# Supplied material:
········

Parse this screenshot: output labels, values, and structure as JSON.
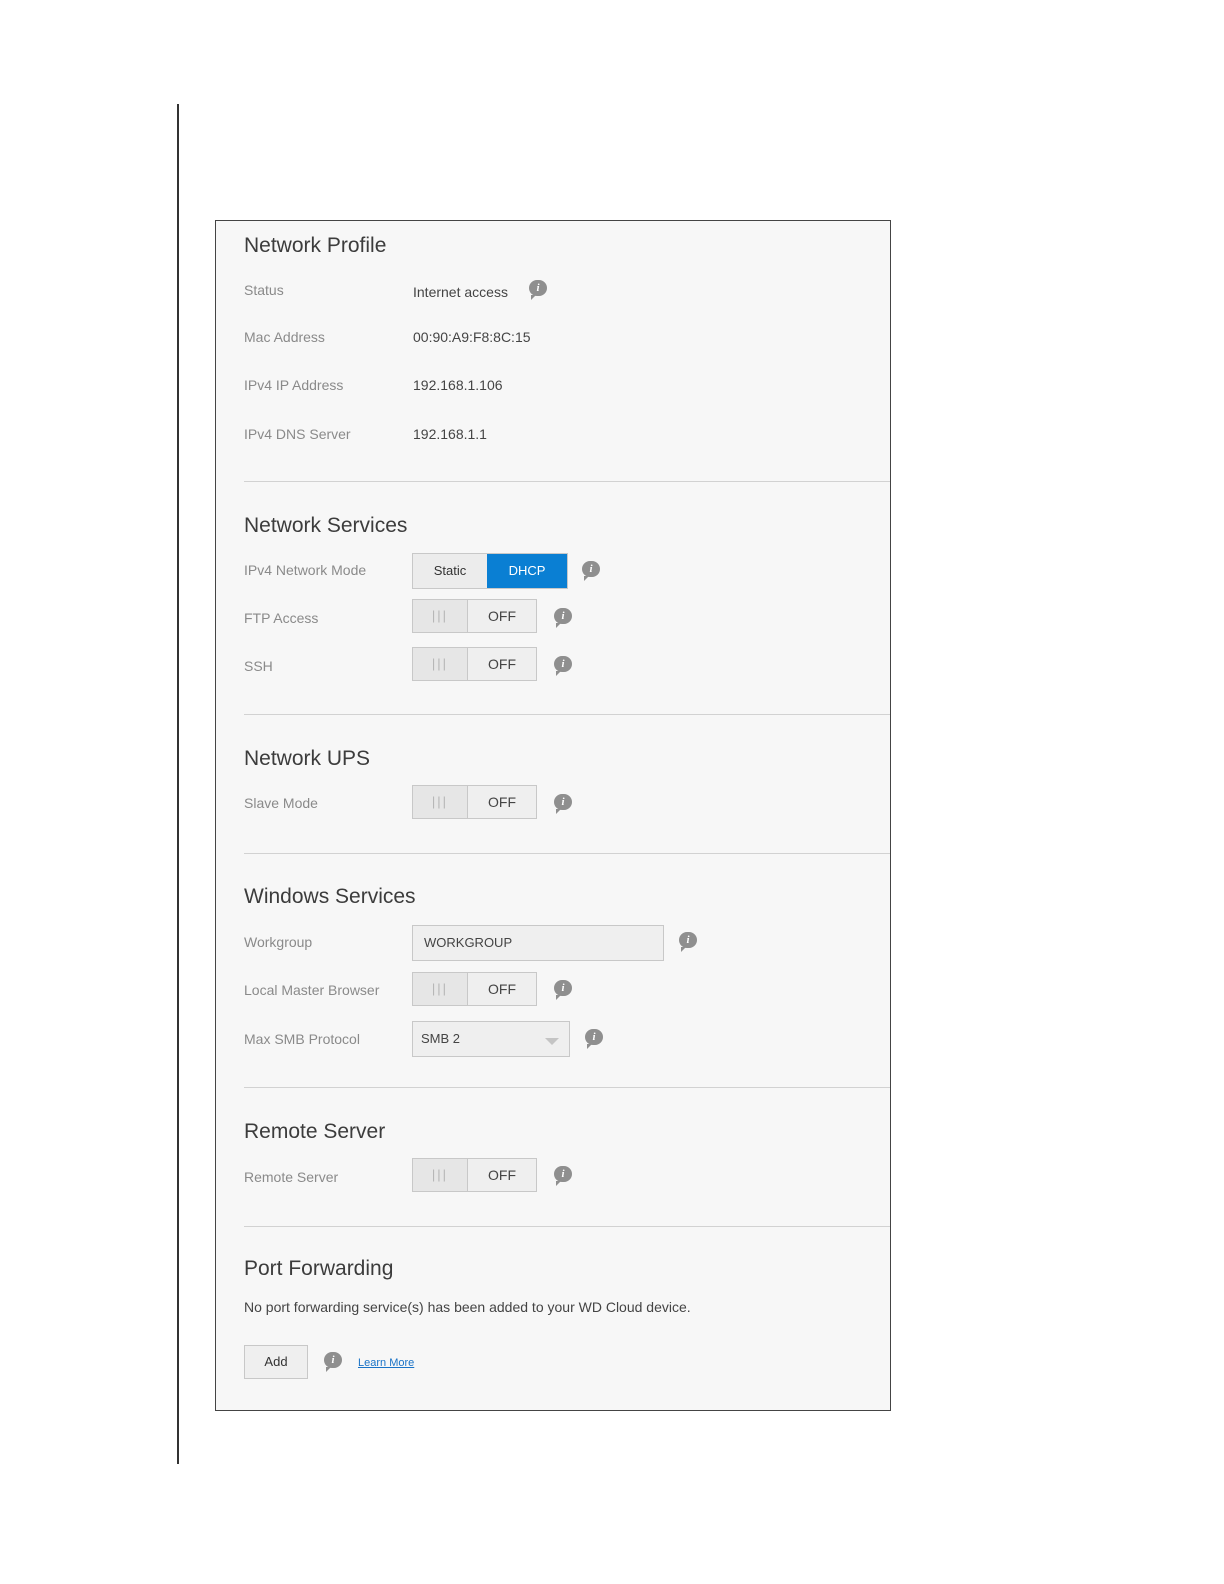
{
  "network_profile": {
    "title": "Network Profile",
    "rows": [
      {
        "label": "Status",
        "value": "Internet access"
      },
      {
        "label": "Mac Address",
        "value": "00:90:A9:F8:8C:15"
      },
      {
        "label": "IPv4 IP Address",
        "value": "192.168.1.106"
      },
      {
        "label": "IPv4 DNS Server",
        "value": "192.168.1.1"
      }
    ]
  },
  "network_services": {
    "title": "Network Services",
    "ipv4_mode": {
      "label": "IPv4 Network Mode",
      "options": [
        "Static",
        "DHCP"
      ],
      "selected": "DHCP"
    },
    "ftp": {
      "label": "FTP Access",
      "state": "OFF"
    },
    "ssh": {
      "label": "SSH",
      "state": "OFF"
    }
  },
  "network_ups": {
    "title": "Network UPS",
    "slave_mode": {
      "label": "Slave Mode",
      "state": "OFF"
    }
  },
  "windows_services": {
    "title": "Windows Services",
    "workgroup": {
      "label": "Workgroup",
      "value": "WORKGROUP"
    },
    "local_master_browser": {
      "label": "Local Master Browser",
      "state": "OFF"
    },
    "max_smb": {
      "label": "Max SMB Protocol",
      "selected": "SMB 2"
    }
  },
  "remote_server": {
    "title": "Remote Server",
    "toggle": {
      "label": "Remote Server",
      "state": "OFF"
    }
  },
  "port_forwarding": {
    "title": "Port Forwarding",
    "message": "No port forwarding service(s) has been added to your WD Cloud device.",
    "add_label": "Add",
    "learn_more": "Learn More"
  },
  "ui": {
    "info_glyph": "i",
    "toggle_knob_glyph": "|||",
    "accent_color": "#0a7fd3",
    "icons": [
      "info-icon",
      "toggle-knob-icon",
      "chevron-down-icon"
    ]
  }
}
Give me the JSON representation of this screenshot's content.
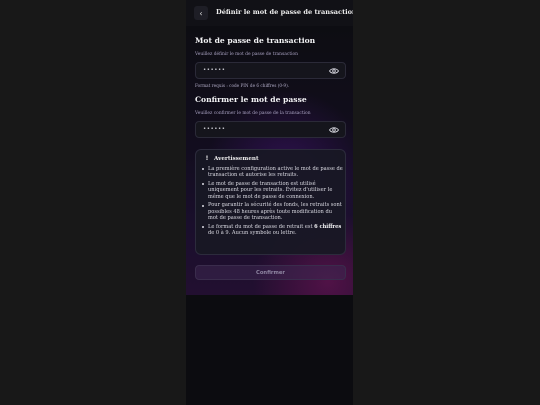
{
  "header": {
    "back_icon": "chevron-left-icon",
    "title": "Définir le mot de passe de transaction"
  },
  "password": {
    "title": "Mot de passe de transaction",
    "hint": "Veuillez définir le mot de passe de transaction",
    "value": "••••••",
    "toggle_icon": "eye-icon",
    "format_note": "Format requis : code PIN de 6 chiffres (0-9)."
  },
  "confirm": {
    "title": "Confirmer le mot de passe",
    "hint": "Veuillez confirmer le mot de passe de la transaction",
    "value": "••••••",
    "toggle_icon": "eye-icon"
  },
  "warning": {
    "icon": "exclamation-icon",
    "title": "Avertissement",
    "items": [
      "La première configuration active le mot de passe de transaction et autorise les retraits.",
      "Le mot de passe de transaction est utilisé uniquement pour les retraits. Évitez d'utiliser le même que le mot de passe de connexion.",
      "Pour garantir la sécurité des fonds, les retraits sont possibles 48 heures après toute modification du mot de passe de transaction."
    ],
    "last_item": {
      "prefix": "Le format du mot de passe de retrait est ",
      "bold": "6 chiffres",
      "suffix": " de 0 à 9. Aucun symbole ou lettre."
    }
  },
  "button": {
    "confirm_label": "Confirmer"
  },
  "colors": {
    "background": "#0c0c10",
    "accent_purple": "#3c2850",
    "outer_background": "#181818"
  }
}
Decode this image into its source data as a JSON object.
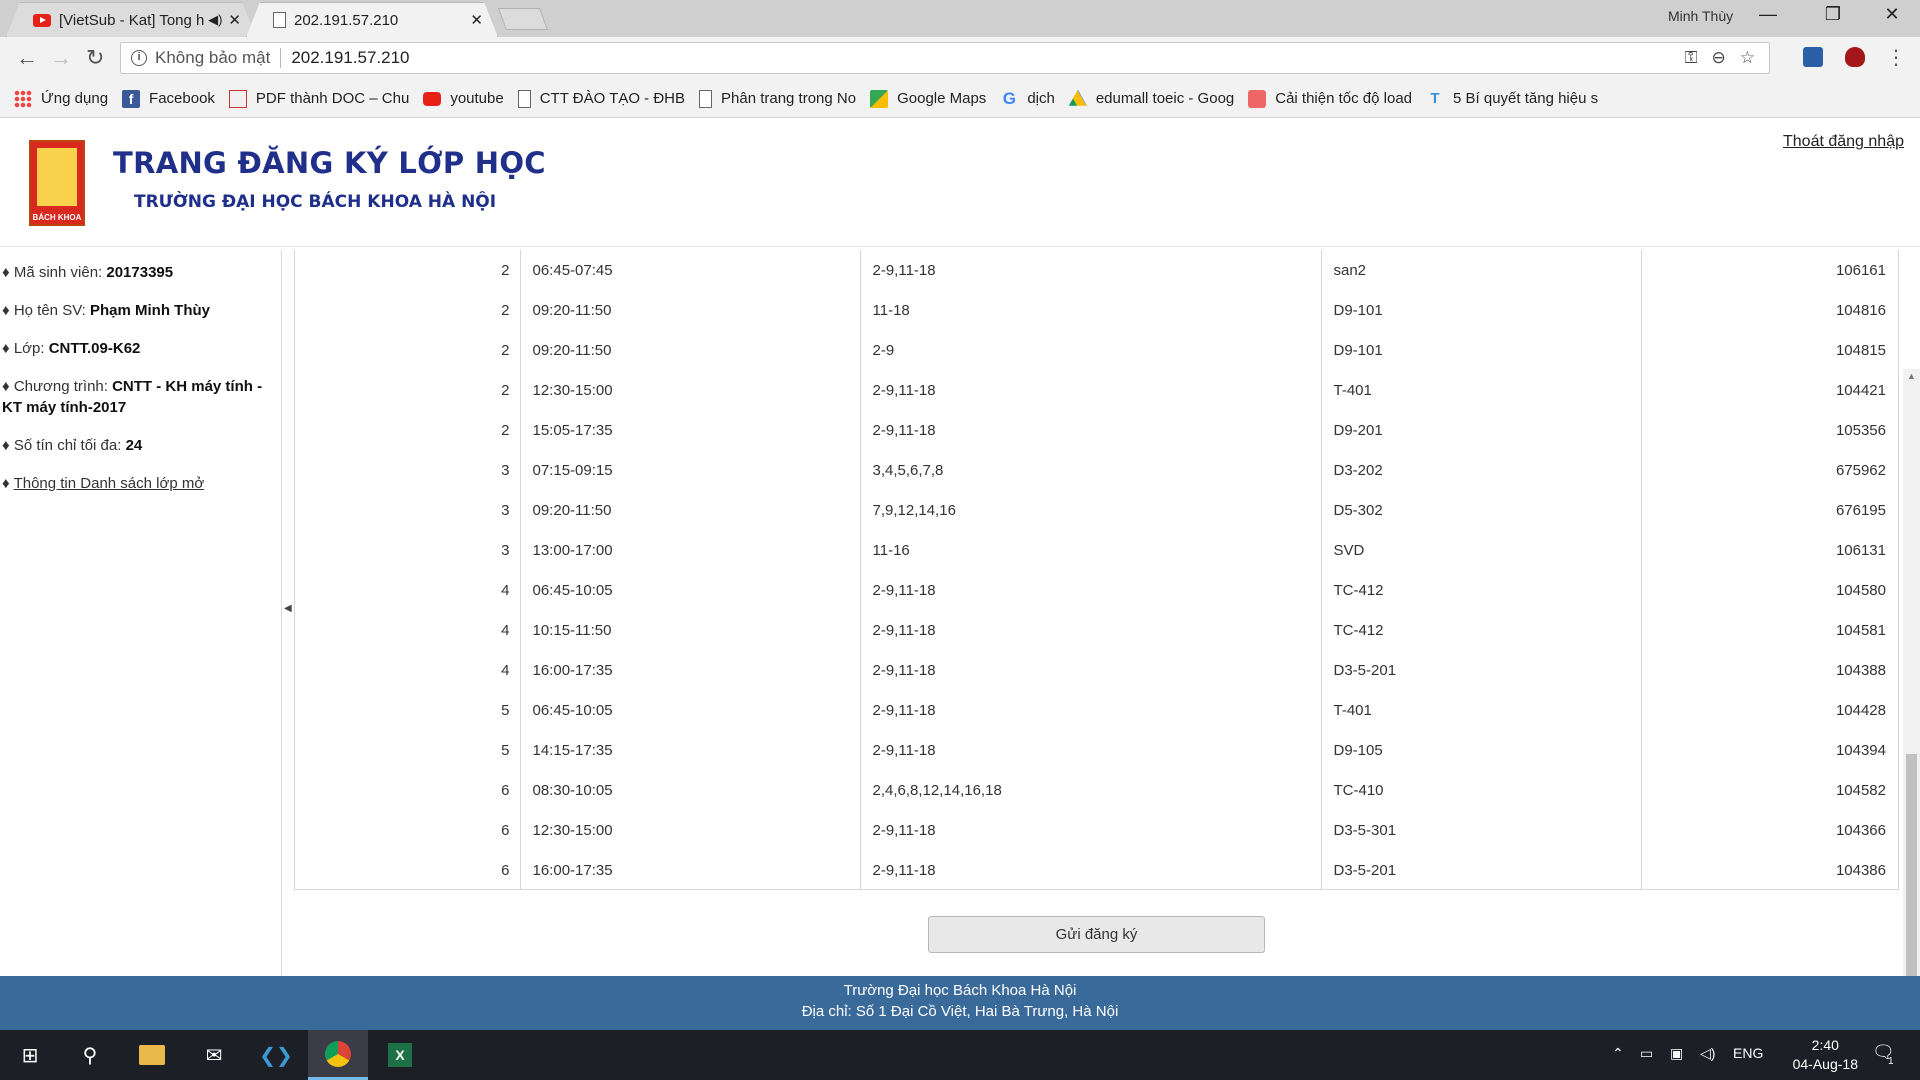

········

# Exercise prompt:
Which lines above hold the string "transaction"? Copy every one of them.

# Solved exercise:
    "title": "Définir le mot de passe de transaction"
    "title": "Mot de passe de transaction",
    "hint": "Veuillez définir le mot de passe de transaction",
    "hint": "Veuillez confirmer le mot de passe de la transaction",
      "La première configuration active le mot de passe de transaction et autorise les retraits.",
      "Le mot de passe de transaction est utilisé uniquement pour les retraits. Évitez d'utiliser le même que le mot de passe de connexion.",
      "Pour garantir la sécurité des fonds, les retraits sont possibles 48 heures après toute modification du mot de passe de transaction."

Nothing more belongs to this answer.